Today I'm going to take you on a journey. A journey involving music and advertising, brand loyalty, nightmares of late-stage capitalism, and, most of all, high-fructose corn syrup. Lots of it.
Yes, friends, it is time to talk about New Coke! Before I do, enjoy this traditional song of my people ("my people" being "people who were preteen girls in the '90's"). I have had it in my head all week and now you will too:
I... might have to talk about this lesser-known Coke fiasco as well, so hold that thought. In the meantime, have a somewhat more immediately relevant song from a Maurice Starr-involved group from Boston:
In one of the weirder cross-promotions in recent memory, to celebrate the upcoming third season of "Stranger Things", Coke has brought back the notorious 1985 New Coke recipe for a limited run. Normally, if you want to try New Coke here in the future, you'll either have to order the stuff from their website or go to an event. But recently, Dinosaur Dracula ran a contest to win one of the cans of New Coke. I entered on a whim because hey, why not me?
And I won! As I held the can in my hand, a can that had already been on a heck of an adventure, I could not help but feel a wondrous sense of destiny. First, enjoy this documentary about the New Coke fiasco:
That was a Lot. On the one hand, I couldn't help but wonder if this is where we, as a culture, learned that big corporations will bend to our will if we scream at them loud enough. Which, let's be clear, is a terrible terrible thing.
Except in this one case.
See, imagine if, when Disney Presents Real People "Aladdin" was released last week, somehow all our copies of the animated "Aladdin" vanished. Unbelievable, and that's essentially what Coke did. The change lasted a couple months and was such a spectacular debacle that to this day, Coke cans must assure us that they have the "Original Taste". Behold:
This of course gave me a chance to taste-test, uh, Not-New Coke. Which brings me to the thing with me and New Coke. I have read about it. I have heard about it. It has been a go-to “Hey, remember that weird thing that happened in the 80’s” reference nearly my entire life.

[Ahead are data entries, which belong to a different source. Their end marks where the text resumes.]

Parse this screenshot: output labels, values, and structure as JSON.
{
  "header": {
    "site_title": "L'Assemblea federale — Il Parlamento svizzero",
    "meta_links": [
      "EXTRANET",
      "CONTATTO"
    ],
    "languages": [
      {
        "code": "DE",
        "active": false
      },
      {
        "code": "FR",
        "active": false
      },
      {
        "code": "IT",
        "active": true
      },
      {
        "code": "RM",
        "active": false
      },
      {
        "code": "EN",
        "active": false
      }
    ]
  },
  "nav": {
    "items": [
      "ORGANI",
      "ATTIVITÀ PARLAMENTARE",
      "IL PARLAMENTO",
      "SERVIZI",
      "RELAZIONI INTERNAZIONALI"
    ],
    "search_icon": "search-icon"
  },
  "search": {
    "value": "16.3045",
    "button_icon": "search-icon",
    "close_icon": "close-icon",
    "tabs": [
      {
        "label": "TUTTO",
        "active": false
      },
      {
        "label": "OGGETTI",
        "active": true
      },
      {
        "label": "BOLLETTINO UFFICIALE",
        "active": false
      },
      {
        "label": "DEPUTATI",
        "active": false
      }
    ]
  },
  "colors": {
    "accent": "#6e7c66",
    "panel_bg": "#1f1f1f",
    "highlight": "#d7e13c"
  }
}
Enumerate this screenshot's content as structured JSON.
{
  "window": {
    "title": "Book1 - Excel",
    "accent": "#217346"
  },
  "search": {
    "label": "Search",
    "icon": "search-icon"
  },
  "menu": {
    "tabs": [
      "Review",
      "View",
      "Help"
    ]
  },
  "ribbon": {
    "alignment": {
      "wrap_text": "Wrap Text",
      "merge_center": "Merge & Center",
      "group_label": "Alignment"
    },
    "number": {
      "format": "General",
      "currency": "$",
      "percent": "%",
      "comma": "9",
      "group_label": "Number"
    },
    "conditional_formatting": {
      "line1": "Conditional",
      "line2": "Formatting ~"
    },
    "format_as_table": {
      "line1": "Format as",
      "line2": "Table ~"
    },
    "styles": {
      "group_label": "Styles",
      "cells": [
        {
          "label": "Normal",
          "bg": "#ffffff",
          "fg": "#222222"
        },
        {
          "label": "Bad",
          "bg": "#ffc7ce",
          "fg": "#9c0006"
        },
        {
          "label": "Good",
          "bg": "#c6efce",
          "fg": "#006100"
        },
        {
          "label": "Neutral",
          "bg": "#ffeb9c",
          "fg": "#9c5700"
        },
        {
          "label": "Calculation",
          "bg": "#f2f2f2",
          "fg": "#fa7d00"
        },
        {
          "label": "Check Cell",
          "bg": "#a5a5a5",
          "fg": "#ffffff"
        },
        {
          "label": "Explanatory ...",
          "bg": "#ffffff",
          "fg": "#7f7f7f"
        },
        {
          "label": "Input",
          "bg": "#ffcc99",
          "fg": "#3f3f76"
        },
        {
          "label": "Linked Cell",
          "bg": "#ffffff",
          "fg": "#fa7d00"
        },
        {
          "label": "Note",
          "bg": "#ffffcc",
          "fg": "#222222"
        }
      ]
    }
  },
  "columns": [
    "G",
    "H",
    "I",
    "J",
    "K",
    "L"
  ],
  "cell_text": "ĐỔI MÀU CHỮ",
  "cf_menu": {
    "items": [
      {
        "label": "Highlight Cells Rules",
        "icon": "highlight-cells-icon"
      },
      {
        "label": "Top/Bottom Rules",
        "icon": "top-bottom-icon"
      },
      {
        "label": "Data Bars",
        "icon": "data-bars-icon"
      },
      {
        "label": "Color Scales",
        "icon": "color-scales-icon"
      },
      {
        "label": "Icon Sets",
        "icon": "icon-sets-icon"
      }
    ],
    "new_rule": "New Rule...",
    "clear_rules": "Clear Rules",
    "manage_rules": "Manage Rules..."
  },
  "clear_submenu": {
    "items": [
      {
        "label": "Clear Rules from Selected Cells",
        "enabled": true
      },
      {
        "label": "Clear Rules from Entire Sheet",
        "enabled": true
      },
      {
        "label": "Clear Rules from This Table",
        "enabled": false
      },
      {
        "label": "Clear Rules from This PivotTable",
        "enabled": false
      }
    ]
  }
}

And it is one of the very rare generation-defining pop culture events that I completely missed out on. To be fair, I was seven at the time. New Coke wouldn't have registered to me because, well, everything was new to me. I might have even drank it back then, I wouldn't know. In any case, now was my chance as a (mostly) fully-aware adult person to taste New Coke.
Two things before I give my verdict. First, and most important, if you were about to scream at me for cracking open a can of soda and drinking it instead of leaving it in a display case or preserving it in amber or something because it is a ~*~Limited Edition~*~ or whatever, please don't. On the one hand, full soda cans don't preserve well as evidenced by my friend whose shelf was obliterated in an incident involving OK Soda. Also, I (barely) survived Beanie Babies and the very idea of ~*~Limited Edition~*~ anything is, as the kids say, Maximum Cringe.
Second and more important, fellow long-time fans of Matt's writing will probably have already realized something amusing. And it's that he would have had to send this dear little can of Coke deep in the heart of Pepsi territory:
(Sadly, the old X-Entertainment Bar Harbor adventure seems to be lost to the mists of time. I didn't have any Pepsi to compare anyway. Nor Moxie or Captain Eli for that matter.)
So, after all this, how did it taste?!?
Um, well, hmm...
It's... okay. Not great, certainly not changing a hundred-year-old recipe for, but not the malted battery acid I had been left to expect all these years. For the very curious, good luck in acquiring a can. For the mildly curious, it's not worth it.
Now about the Coke-involving fiasco I do remember:
How cool would it be to pop open a can of soda and have money pop out instead? Well, turns out this was a good idea in theory, because many of these Magic Cans malfunctioned. You wouldn't know you had a winning can until you'd drank your Coke. Which would be fine... if Coke had not decided, for reasons unknown, that foul-smelling chlorinated water was the right thing to fill these Magic Cans with. And so the Magic Summer lasted about a month. Would I have known about this, or even cared, if New Kids on the Block weren't involved? Probably not.
Anyway, I think I'm going to drink some water.
Art! A little landscape. Or Lake-scape.